» Data under study:
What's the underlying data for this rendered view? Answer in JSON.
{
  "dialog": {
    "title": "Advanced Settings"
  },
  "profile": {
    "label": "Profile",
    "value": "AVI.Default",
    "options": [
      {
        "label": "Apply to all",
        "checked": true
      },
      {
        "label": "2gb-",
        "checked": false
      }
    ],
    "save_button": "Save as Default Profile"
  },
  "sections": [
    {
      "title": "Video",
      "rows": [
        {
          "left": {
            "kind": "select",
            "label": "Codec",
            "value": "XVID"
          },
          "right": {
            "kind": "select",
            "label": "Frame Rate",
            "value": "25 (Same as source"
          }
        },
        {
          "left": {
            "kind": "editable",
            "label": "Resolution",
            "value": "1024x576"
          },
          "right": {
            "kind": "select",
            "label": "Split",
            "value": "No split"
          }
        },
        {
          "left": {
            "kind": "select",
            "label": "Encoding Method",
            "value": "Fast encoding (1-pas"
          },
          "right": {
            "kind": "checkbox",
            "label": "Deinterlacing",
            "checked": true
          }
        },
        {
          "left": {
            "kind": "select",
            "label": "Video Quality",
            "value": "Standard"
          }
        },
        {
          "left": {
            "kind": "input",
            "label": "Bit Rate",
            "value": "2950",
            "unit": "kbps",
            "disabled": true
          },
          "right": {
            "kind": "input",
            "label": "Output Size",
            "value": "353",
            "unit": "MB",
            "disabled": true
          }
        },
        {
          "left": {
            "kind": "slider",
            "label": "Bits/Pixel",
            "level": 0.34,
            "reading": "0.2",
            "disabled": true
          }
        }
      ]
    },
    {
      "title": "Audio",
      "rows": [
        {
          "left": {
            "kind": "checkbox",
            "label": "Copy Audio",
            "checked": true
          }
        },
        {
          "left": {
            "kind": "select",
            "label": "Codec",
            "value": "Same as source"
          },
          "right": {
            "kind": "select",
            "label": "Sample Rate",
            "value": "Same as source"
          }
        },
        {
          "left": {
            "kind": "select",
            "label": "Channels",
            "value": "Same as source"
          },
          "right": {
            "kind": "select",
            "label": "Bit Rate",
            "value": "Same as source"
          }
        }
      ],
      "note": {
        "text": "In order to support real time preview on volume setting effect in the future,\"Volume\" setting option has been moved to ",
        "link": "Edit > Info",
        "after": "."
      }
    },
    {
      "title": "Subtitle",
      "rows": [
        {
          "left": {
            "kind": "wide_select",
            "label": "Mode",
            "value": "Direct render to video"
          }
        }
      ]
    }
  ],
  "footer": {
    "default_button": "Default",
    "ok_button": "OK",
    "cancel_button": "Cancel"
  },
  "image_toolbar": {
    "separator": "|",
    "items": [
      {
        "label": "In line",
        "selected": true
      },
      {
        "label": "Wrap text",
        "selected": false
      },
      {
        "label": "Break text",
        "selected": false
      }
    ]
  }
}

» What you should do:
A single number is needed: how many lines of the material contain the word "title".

» Answer space:
4